Mitt Romney’s joint fund-raising committee announced Monday it raised $106.1 million in June, the second-highest monthly total ever for a presidential candidate.
The haul is $35 million more than what President Obama collected in the same period.
The president’s haul of $71 million was announced in an e-mail to supporters Monday.
The announcements followed news reports last week that the Romney campaign had collected more than $100 million.
Obama holds the record — $150 million in September 2008.
Romney’s national finance chairman, Spencer Zwick, crowed in a press release that the June total is “a statement from voters that they want a change of direction in Washington.”
“Voters of all stripes — Republicans, independents, and Democrats — have made it clear that President Obama has not lived up to the promises of his last campaign,” Zwick said. “In the months to come, these resources will be crucial to highlighting the difference between President Obama’s broken promises and Mitt Romney’s plan to get America on the right track again.”
In an apparent effort to dispel the notion that Romney is funded mostly by large donations, the campaign reported that 94 percent of its June contributions were $250 or less.
The Romney campaign also sought to project a broad base of support, reporting donations from all 50 states and Washington, D.C.
The recent surge in Republican donations has alarmed Obama’s reelection team, which had anticipated heavy outside spending by conservative groups but did not expect to lose the official campaign fund-raising battle.
In mid-June, Obama wrote an e-mail to supporters in which he worried that he could be the first incumbent in modern history to be outspent in his bid for reelection.

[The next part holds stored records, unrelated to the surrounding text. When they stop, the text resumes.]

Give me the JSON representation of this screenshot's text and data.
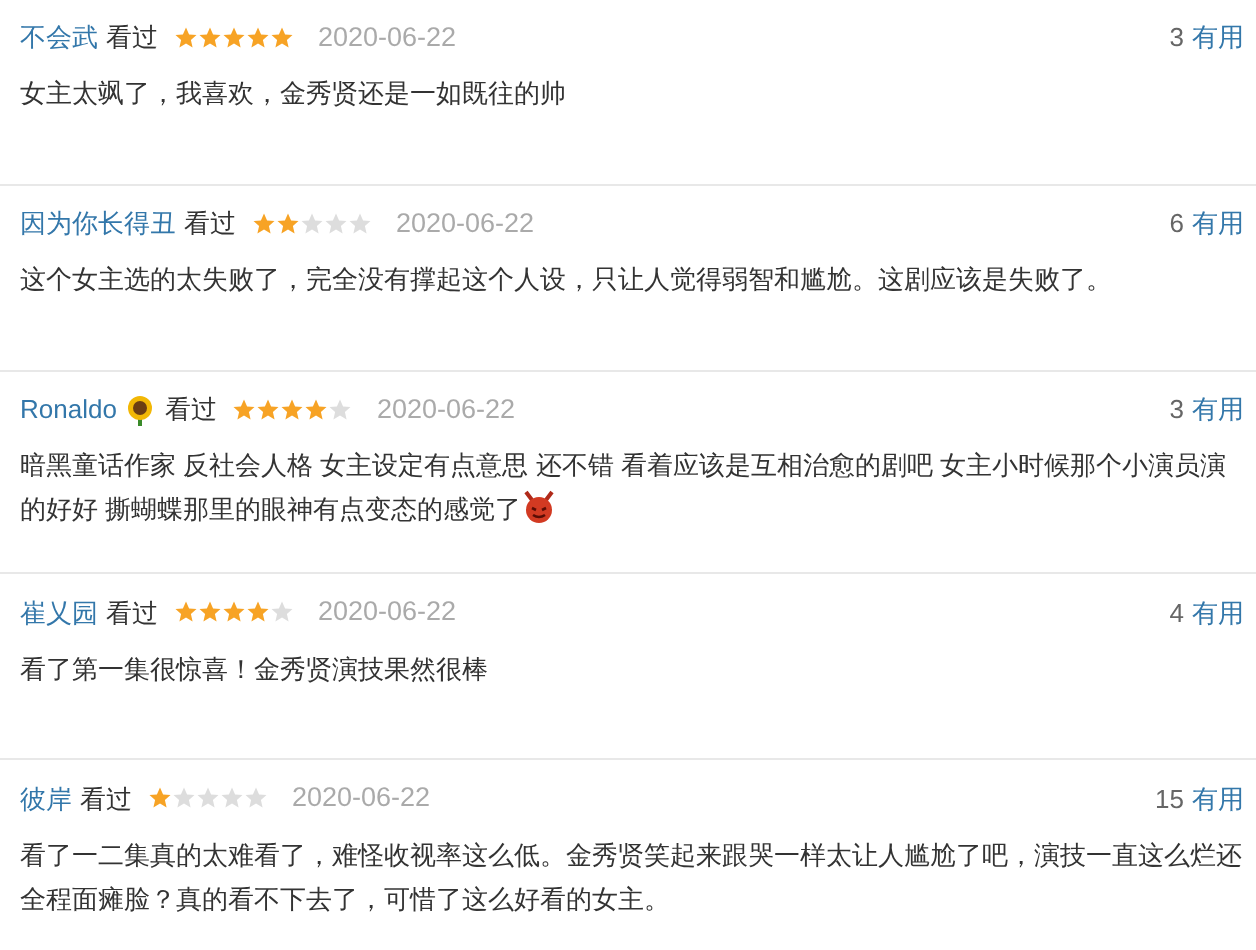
{
  "reviews": [
    {
      "user": "不会武",
      "status": "看过",
      "stars": 5,
      "date": "2020-06-22",
      "votes": "3",
      "vote_label": "有用",
      "text": "女主太飒了，我喜欢，金秀贤还是一如既往的帅"
    },
    {
      "user": "因为你长得丑",
      "status": "看过",
      "stars": 2,
      "date": "2020-06-22",
      "votes": "6",
      "vote_label": "有用",
      "text": "这个女主选的太失败了，完全没有撑起这个人设，只让人觉得弱智和尴尬。这剧应该是失败了。"
    },
    {
      "user": "Ronaldo",
      "user_badge": {
        "kind": "sunflower"
      },
      "status": "看过",
      "stars": 4,
      "date": "2020-06-22",
      "votes": "3",
      "vote_label": "有用",
      "text": "暗黑童话作家 反社会人格 女主设定有点意思 还不错 看着应该是互相治愈的剧吧 女主小时候那个小演员演的好好 撕蝴蝶那里的眼神有点变态的感觉了",
      "text_end": {
        "kind": "devil"
      }
    },
    {
      "user": "崔乂园",
      "status": "看过",
      "stars": 4,
      "date": "2020-06-22",
      "votes": "4",
      "vote_label": "有用",
      "text": "看了第一集很惊喜！金秀贤演技果然很棒"
    },
    {
      "user": "彼岸",
      "status": "看过",
      "stars": 1,
      "date": "2020-06-22",
      "votes": "15",
      "vote_label": "有用",
      "text": "看了一二集真的太难看了，难怪收视率这么低。金秀贤笑起来跟哭一样太让人尴尬了吧，演技一直这么烂还全程面瘫脸？真的看不下去了，可惜了这么好看的女主。"
    }
  ]
}
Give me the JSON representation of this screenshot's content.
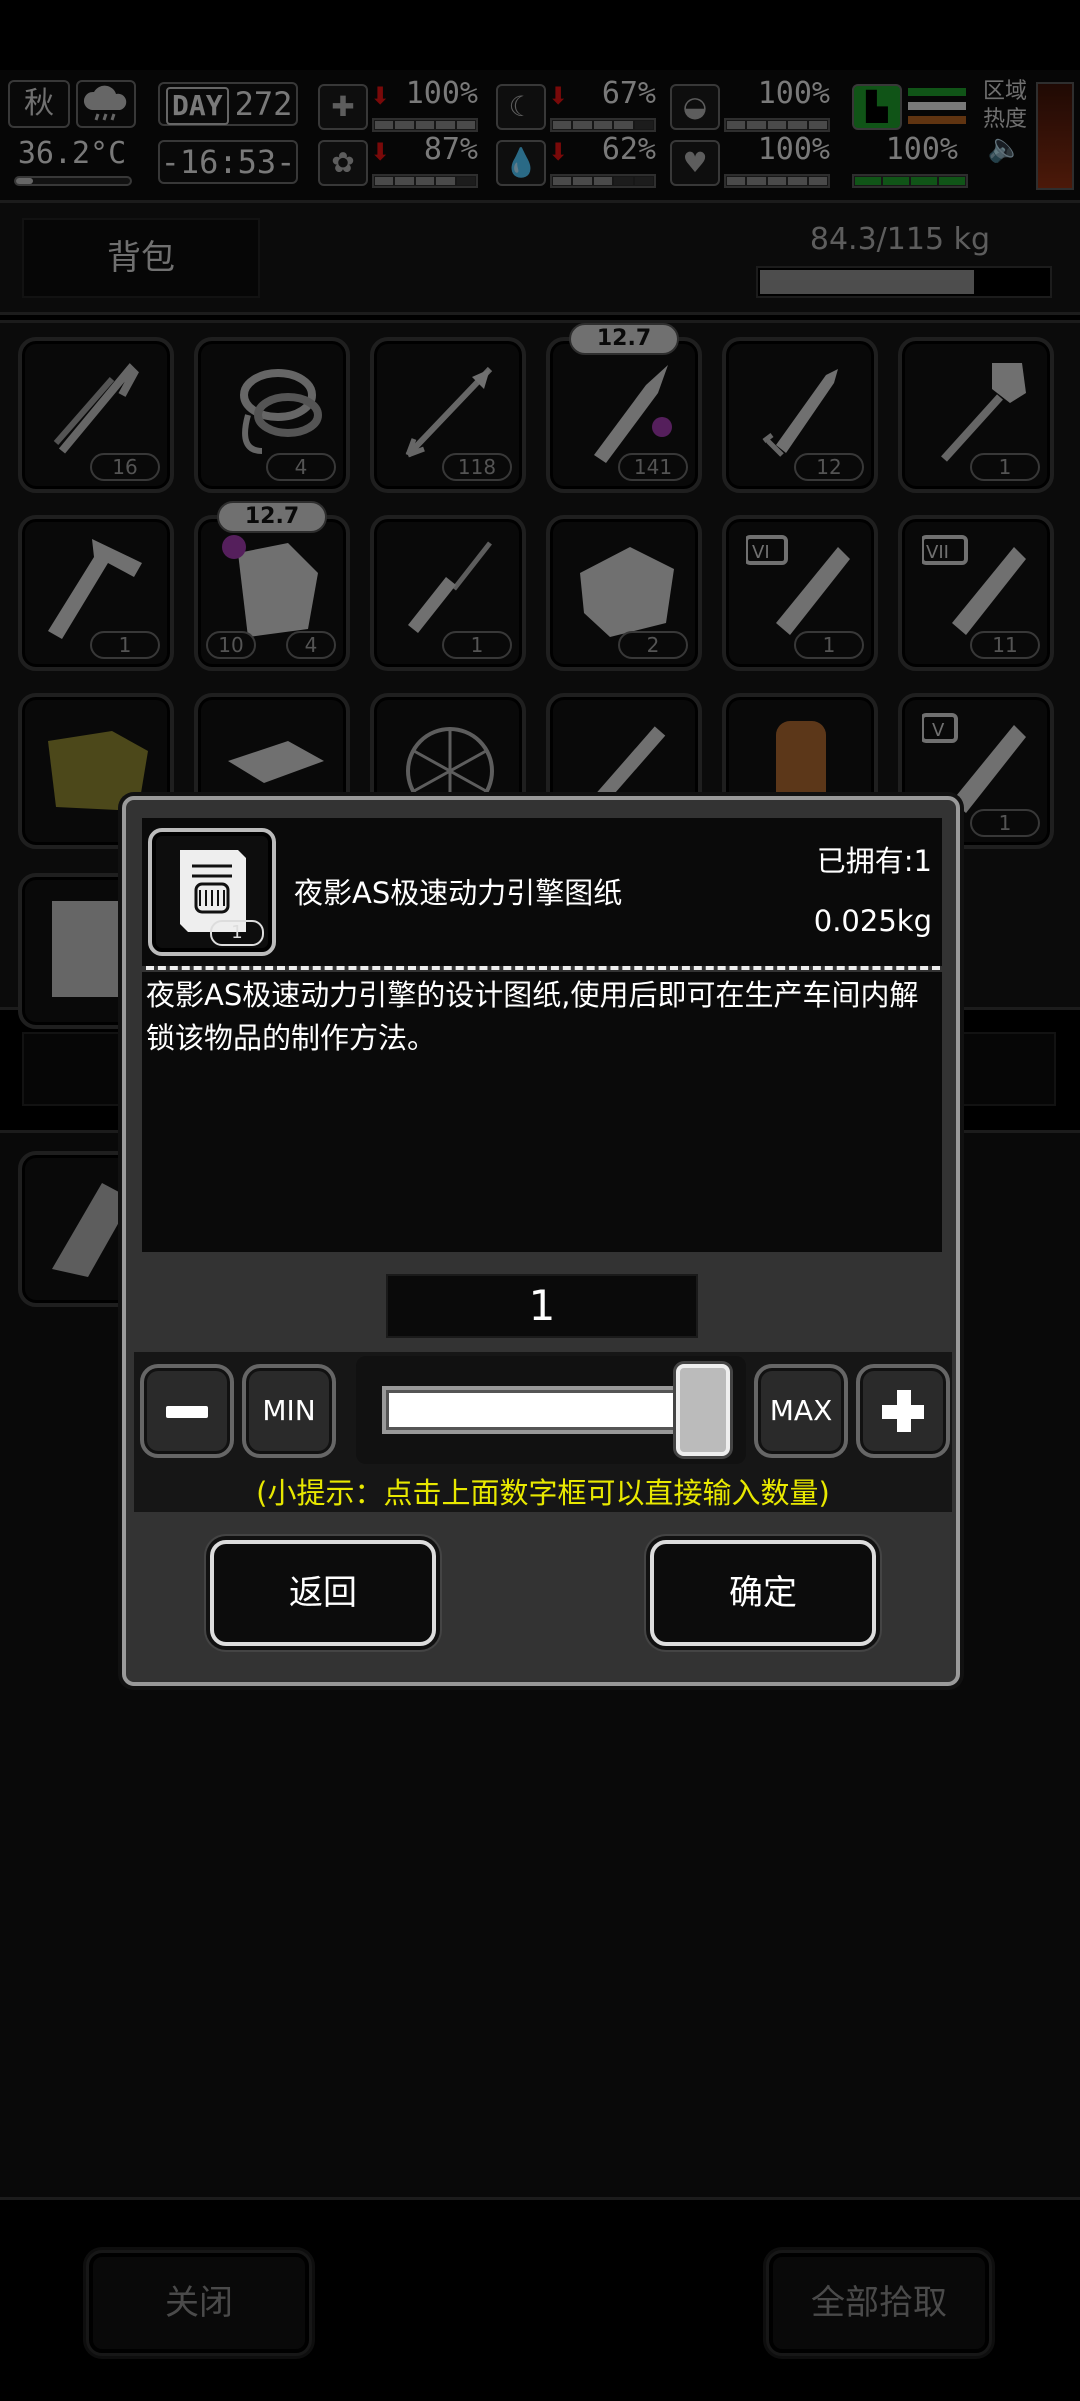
{
  "status": {
    "season": "秋",
    "temperature": "36.2°C",
    "day_label": "DAY",
    "day": "272",
    "time": "-16:53-",
    "stats": [
      {
        "icon": "medkit-icon",
        "value": "100%"
      },
      {
        "icon": "stomach-icon",
        "value": "67%"
      },
      {
        "icon": "sleep-icon",
        "value": "100%"
      },
      {
        "icon": "brain-icon",
        "value": "87%"
      },
      {
        "icon": "water-drop-icon",
        "value": "62%"
      },
      {
        "icon": "heart-icon",
        "value": "100%"
      }
    ],
    "stamina": "100%",
    "zone_label": "区域热度",
    "colors": {
      "down_arrow": "#dd1111",
      "stamina": "#1e9a2a",
      "zone_heat": "#8a2e12"
    }
  },
  "backpack": {
    "title": "背包",
    "weight": "84.3/115 kg",
    "weight_fill": 0.733,
    "items": [
      {
        "name": "lockpick",
        "qty": "16"
      },
      {
        "name": "rope",
        "qty": "4"
      },
      {
        "name": "arrow",
        "qty": "118"
      },
      {
        "name": "ammo-12-7",
        "qty": "141",
        "tag": "12.7"
      },
      {
        "name": "rocket",
        "qty": "12"
      },
      {
        "name": "shovel",
        "qty": "1"
      },
      {
        "name": "hammer-tool",
        "qty": "1"
      },
      {
        "name": "ammo-box",
        "qty": "4",
        "qty_left": "10",
        "tag": "12.7"
      },
      {
        "name": "screwdriver",
        "qty": "1"
      },
      {
        "name": "cloth",
        "qty": "2"
      },
      {
        "name": "potion-vi",
        "qty": "1"
      },
      {
        "name": "potion-vii",
        "qty": "11"
      },
      {
        "name": "potion-v",
        "qty": "1"
      }
    ]
  },
  "footer": {
    "close": "关闭",
    "take_all": "全部拾取"
  },
  "dialog": {
    "item_name": "夜影AS极速动力引擎图纸",
    "item_qty": "1",
    "owned": "已拥有:1",
    "weight": "0.025kg",
    "description": "夜影AS极速动力引擎的设计图纸,使用后即可在生产车间内解锁该物品的制作方法。",
    "count": "1",
    "min_label": "MIN",
    "max_label": "MAX",
    "slider_level": 1.0,
    "hint": "(小提示：点击上面数字框可以直接输入数量)",
    "back": "返回",
    "confirm": "确定",
    "hint_color": "#e8e800"
  }
}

“I’m not just talking about the super PACs and anonymous outside groups — I’m talking about the Romney campaign itself,” Obama wrote in that e-mail.
In the recent message to contributors, the Obama campaign presented its June fund-raising haul as a mixture of good news and bad news: “Good news first: June was our best fund-raising month yet. We exceeded expectations — more than 706,000 people like you stepped up and pitched in for a grand total of $71 million raised for this campaign and the Democratic Party. Bravo. That’s seriously impressive.”
“Bad news? We still got beat. Handily. Romney and the RNC pulled in a whopping $106 million.”
Money raised by candidates’ joint fund-raising committees is shared among the candidates, their parties’ national committees, and other affiliated political committees. - CALLUM BORCHERS
Casino magnate Adelson gives another $1m to PAC
WASHINGTON — Las Vegas casino giant Sheldon Adelson is giving $1 million to a super PAC aimed at helping conservatives get elected in Florida. Federal filings show the new Freedom PAC supports ‘‘strong conservative candidates’’ in the state, like Senate contender Connie Mack. He is a Republican House member.
Adelson and his wife have given more than $20 million to GOP-oriented super political action committees this election cycle. Most of that cash went to a super PAC working to get Newt Gingrich, former House speaker, elected president.
The contribution was first reported Monday by the Sunlight Foundation. - ASSOCIATED PRESS
Run-up to health care vote to be quieter for GOP
WASHINGTON — A House vote to fully repeal President Obama’s health care law was supposed to be the coup de grace for ‘‘Obamacare,’’ a final sweeping away of a law that Republicans thought the Supreme Court would gut and leave for dead.
Instead, the House will take up the repeal measure on Wednesday after the law’s constitutionality was upheld and amid growing misgivings that relitigating the issue now will make Republicans seem out of touch — especially when party leaders are still without an alternative.
“Anytime Republicans are debating taxes and the economy, we’re winning,’’ said a veteran Republican campaign consultant who spoke on condition of anonymity to avoid publicly crossing his party’s leadership. ‘‘Anytime we’re debating health care, they’re winning.’’
The tally Wednesday may be largely unchanged from the first full-repeal vote in February 2011, but the run-up to the vote is shaping up as far different. Republicans will keep fanfare to a minimum, while Democrats try to mount the attacks.
Such concerns are a sharp contrast to the first repeal vote, when a new, vigorous Republican majority was confident that it owed its triumph to voter anger over the health care law. Democrats were on the defensive, with all eyes on which survivors of the 2010 midterm tsunami would switch their votes for the law and embrace repeal.
Representative Pete Sessions of Texas, chairman of the National Republican Congressional Committee, said the health care law was passed ‘‘with deception at its core’’ — a penalty for those who fail to purchase insurance has been defined by the Supreme Court as a tax on the middle class. He said he was still convinced that the issue would be ‘‘probably the biggest driver’’ ensuring Republican victory in November, outside of the tax increases that could come next year with the expiration of the Bush-era tax cuts.
His deputy at the Republican Congressional Committee, Representative Greg Walden of Oregon, was more circumspect. “We’re going to be talking about jobs and economy, but there are lots of elements to that discussion, one of them being health care,’’ Walden said.
Democrats say they will be playing offense. The Democratic Congressional Campaign Committee started an ad campaign Monday portraying Republicans as controlled by insurance companies . - NEW YORK TIMES